THE BLACK SWIMMING ASSOCIATION
Throughout aquatics people of African, Caribbean, and Asian heritage are being precluded. These barriers are often entrenched and complex, which leaves these communities without the necessary education in water safety and drowning prevention. Statistics from Sport England state:
95% of Black adults and 80% of Black children do not swim.
1 in 4 children in leave primary school unable to swim.
According to the WHO the risk of drowning is higher among “minority ethnic” communities.
The BSA's mission is to change that.
WHAT WE DO
The Black Swimming Association (BSA) is a non-profit organisation set up to:
Ensure people of African, Caribbean, and Asian heritage have equals access, and a safe experience in and around water.
Highlight swimming as an essential and invaluable life-saving skill for all communities.

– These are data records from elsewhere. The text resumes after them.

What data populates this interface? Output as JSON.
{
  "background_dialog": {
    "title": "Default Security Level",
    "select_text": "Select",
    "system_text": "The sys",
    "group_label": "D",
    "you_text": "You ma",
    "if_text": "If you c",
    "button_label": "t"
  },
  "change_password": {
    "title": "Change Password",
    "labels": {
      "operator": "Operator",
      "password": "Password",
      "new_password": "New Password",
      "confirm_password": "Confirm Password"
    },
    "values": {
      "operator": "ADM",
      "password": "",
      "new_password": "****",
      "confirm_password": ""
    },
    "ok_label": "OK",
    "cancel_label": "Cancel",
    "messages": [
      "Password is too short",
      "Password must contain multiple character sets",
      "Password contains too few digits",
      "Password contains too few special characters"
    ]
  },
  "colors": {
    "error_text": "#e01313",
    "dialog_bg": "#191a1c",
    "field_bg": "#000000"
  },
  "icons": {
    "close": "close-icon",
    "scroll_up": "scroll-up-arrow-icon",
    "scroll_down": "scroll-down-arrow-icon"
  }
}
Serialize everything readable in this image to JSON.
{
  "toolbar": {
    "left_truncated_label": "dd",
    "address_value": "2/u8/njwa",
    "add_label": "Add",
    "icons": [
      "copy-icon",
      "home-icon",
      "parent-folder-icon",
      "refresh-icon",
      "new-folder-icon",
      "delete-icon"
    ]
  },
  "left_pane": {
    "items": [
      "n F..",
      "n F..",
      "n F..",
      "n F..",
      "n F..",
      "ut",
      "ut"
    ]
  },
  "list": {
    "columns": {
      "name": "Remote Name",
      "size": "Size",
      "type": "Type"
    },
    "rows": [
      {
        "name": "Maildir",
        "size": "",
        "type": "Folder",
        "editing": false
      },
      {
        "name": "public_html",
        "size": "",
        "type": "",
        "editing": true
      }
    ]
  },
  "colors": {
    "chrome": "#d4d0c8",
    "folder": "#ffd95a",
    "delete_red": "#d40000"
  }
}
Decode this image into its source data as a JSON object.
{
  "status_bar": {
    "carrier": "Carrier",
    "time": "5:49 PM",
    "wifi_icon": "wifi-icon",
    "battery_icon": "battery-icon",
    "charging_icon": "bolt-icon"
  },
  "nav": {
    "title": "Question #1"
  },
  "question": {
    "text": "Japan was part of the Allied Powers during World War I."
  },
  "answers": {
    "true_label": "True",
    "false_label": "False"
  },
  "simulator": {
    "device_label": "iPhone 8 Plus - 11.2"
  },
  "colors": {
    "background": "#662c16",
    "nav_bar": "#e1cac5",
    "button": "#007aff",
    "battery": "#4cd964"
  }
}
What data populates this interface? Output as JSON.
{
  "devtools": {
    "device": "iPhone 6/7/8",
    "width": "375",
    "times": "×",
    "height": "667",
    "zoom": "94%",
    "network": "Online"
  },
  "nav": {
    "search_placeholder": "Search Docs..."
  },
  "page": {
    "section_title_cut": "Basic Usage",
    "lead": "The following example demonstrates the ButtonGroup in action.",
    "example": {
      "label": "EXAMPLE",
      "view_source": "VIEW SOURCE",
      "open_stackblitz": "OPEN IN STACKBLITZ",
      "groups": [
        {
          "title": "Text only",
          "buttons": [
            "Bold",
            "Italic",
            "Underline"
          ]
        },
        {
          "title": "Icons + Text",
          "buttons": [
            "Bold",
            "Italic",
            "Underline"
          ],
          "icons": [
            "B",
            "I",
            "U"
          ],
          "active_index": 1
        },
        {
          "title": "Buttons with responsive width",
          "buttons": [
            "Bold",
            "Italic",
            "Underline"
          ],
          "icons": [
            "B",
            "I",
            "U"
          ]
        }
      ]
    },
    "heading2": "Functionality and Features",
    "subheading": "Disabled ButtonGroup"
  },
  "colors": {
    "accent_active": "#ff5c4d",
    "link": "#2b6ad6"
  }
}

Promote education among African, Caribbean, and Asian communities on water safety and drowning prevention measures.
Challenge the Aquatic sector into addressing its inherent systemic and institutional inequalities.
Ensure that the issues that preclude these communities from engaging in aquatics are researched, understood and adequately addressed.
Collaborate with national aquatic governing bodies, brands and other charities in order to drive participation, engagement and inclusion for African, Caribbean, and Asian communities in aquatics.
Diversifying The World of Aquatics
The BSA works with partners across the aquatic sector to increase awareness of water safety and the health benefits of aquatics. Through these partnerships the BSA consistently tackles the inherent systemic inequalities present in our sector. Through education we can raise awareness of water safety, drowning prevention measures, and the importance of learning how to swim.
At the BSA, we are dedicated to understanding and addressing barriers that limit communities of African, Caribbean, and Asian heritage from engaging in aquatics and water safety. We work in partnership with institutions so that we can comprehensively tackle issues of diversity, inclusion, participation, engagement and representation in aquatics.
One of the key objectives of the BSA is to make swimming more accessible. The BSA does this by supporting swim charities, swim teachers and grassroots swimming clubs. Amazing work is already being done in the community, the BSA simply ensures that it can continue. Through this support we can significantly increase the number of people from African, Caribbean, and Asian heritage of who have access to water, while also removing barriers to participation.
The BSA is committed to fully unpacking the various issues that restrict African, Caribbean, and Asian communities from accessing aquatics. As a result, the BSA is currently producing targeted, accurate, and independent research on the topic. Only by fully understanding all the problems our communities face in aquatics, can we work to dismantle them, and create a more inclusive arena.